Stored records:
• • •

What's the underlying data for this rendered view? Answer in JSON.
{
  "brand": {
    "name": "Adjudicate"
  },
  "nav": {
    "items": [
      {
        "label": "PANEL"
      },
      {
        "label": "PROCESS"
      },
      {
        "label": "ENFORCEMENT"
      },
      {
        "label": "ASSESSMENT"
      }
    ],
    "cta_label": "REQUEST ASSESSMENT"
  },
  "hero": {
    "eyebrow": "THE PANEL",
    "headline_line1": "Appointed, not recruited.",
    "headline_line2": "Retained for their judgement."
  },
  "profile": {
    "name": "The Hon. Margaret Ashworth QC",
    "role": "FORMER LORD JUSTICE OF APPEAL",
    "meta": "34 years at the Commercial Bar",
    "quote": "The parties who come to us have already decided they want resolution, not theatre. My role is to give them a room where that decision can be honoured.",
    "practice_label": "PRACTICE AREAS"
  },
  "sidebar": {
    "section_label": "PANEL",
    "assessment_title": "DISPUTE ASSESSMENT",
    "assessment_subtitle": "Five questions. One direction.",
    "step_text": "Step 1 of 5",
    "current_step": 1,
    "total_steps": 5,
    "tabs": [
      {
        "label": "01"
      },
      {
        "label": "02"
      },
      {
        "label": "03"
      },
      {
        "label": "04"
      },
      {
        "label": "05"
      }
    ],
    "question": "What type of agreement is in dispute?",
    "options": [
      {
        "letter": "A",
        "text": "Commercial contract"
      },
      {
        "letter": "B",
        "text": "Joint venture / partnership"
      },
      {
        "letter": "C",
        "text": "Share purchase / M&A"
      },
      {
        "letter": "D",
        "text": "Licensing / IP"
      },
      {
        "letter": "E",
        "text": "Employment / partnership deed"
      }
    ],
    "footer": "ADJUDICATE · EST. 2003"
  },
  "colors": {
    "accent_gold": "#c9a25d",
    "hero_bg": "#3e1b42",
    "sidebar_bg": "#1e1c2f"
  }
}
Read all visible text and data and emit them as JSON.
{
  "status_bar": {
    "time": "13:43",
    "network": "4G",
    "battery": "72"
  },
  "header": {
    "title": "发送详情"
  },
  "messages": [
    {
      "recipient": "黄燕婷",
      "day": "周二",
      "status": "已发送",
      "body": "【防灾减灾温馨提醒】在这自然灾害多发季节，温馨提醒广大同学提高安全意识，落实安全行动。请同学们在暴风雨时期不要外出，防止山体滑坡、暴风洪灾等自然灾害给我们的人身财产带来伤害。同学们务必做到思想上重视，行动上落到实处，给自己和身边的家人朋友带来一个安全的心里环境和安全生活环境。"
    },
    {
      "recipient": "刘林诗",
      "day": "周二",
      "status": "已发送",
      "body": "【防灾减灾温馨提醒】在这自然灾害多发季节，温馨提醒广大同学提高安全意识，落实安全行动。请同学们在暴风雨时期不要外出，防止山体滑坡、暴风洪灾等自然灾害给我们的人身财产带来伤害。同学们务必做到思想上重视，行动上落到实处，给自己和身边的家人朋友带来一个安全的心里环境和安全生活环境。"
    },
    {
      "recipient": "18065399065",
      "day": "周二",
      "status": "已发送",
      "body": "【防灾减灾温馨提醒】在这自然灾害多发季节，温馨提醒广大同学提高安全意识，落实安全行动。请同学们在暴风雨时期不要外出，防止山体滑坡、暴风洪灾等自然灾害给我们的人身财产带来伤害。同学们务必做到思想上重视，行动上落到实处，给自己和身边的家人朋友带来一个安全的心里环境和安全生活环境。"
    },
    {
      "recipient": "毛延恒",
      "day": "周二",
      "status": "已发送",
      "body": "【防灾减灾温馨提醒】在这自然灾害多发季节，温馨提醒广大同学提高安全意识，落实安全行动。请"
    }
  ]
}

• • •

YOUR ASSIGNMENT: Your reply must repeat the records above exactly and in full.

EXERCISE OUTPUT:
What's the underlying data for this rendered view? Answer in JSON.
{
  "brand": {
    "name": "Adjudicate"
  },
  "nav": {
    "items": [
      {
        "label": "PANEL"
      },
      {
        "label": "PROCESS"
      },
      {
        "label": "ENFORCEMENT"
      },
      {
        "label": "ASSESSMENT"
      }
    ],
    "cta_label": "REQUEST ASSESSMENT"
  },
  "hero": {
    "eyebrow": "THE PANEL",
    "headline_line1": "Appointed, not recruited.",
    "headline_line2": "Retained for their judgement."
  },
  "profile": {
    "name": "The Hon. Margaret Ashworth QC",
    "role": "FORMER LORD JUSTICE OF APPEAL",
    "meta": "34 years at the Commercial Bar",
    "quote": "The parties who come to us have already decided they want resolution, not theatre. My role is to give them a room where that decision can be honoured.",
    "practice_label": "PRACTICE AREAS"
  },
  "sidebar": {
    "section_label": "PANEL",
    "assessment_title": "DISPUTE ASSESSMENT",
    "assessment_subtitle": "Five questions. One direction.",
    "step_text": "Step 1 of 5",
    "current_step": 1,
    "total_steps": 5,
    "tabs": [
      {
        "label": "01"
      },
      {
        "label": "02"
      },
      {
        "label": "03"
      },
      {
        "label": "04"
      },
      {
        "label": "05"
      }
    ],
    "question": "What type of agreement is in dispute?",
    "options": [
      {
        "letter": "A",
        "text": "Commercial contract"
      },
      {
        "letter": "B",
        "text": "Joint venture / partnership"
      },
      {
        "letter": "C",
        "text": "Share purchase / M&A"
      },
      {
        "letter": "D",
        "text": "Licensing / IP"
      },
      {
        "letter": "E",
        "text": "Employment / partnership deed"
      }
    ],
    "footer": "ADJUDICATE · EST. 2003"
  },
  "colors": {
    "accent_gold": "#c9a25d",
    "hero_bg": "#3e1b42",
    "sidebar_bg": "#1e1c2f"
  }
}
Read all visible text and data and emit them as JSON.
{
  "status_bar": {
    "time": "13:43",
    "network": "4G",
    "battery": "72"
  },
  "header": {
    "title": "发送详情"
  },
  "messages": [
    {
      "recipient": "黄燕婷",
      "day": "周二",
      "status": "已发送",
      "body": "【防灾减灾温馨提醒】在这自然灾害多发季节，温馨提醒广大同学提高安全意识，落实安全行动。请同学们在暴风雨时期不要外出，防止山体滑坡、暴风洪灾等自然灾害给我们的人身财产带来伤害。同学们务必做到思想上重视，行动上落到实处，给自己和身边的家人朋友带来一个安全的心里环境和安全生活环境。"
    },
    {
      "recipient": "刘林诗",
      "day": "周二",
      "status": "已发送",
      "body": "【防灾减灾温馨提醒】在这自然灾害多发季节，温馨提醒广大同学提高安全意识，落实安全行动。请同学们在暴风雨时期不要外出，防止山体滑坡、暴风洪灾等自然灾害给我们的人身财产带来伤害。同学们务必做到思想上重视，行动上落到实处，给自己和身边的家人朋友带来一个安全的心里环境和安全生活环境。"
    },
    {
      "recipient": "18065399065",
      "day": "周二",
      "status": "已发送",
      "body": "【防灾减灾温馨提醒】在这自然灾害多发季节，温馨提醒广大同学提高安全意识，落实安全行动。请同学们在暴风雨时期不要外出，防止山体滑坡、暴风洪灾等自然灾害给我们的人身财产带来伤害。同学们务必做到思想上重视，行动上落到实处，给自己和身边的家人朋友带来一个安全的心里环境和安全生活环境。"
    },
    {
      "recipient": "毛延恒",
      "day": "周二",
      "status": "已发送",
      "body": "【防灾减灾温馨提醒】在这自然灾害多发季节，温馨提醒广大同学提高安全意识，落实安全行动。请"
    }
  ]
}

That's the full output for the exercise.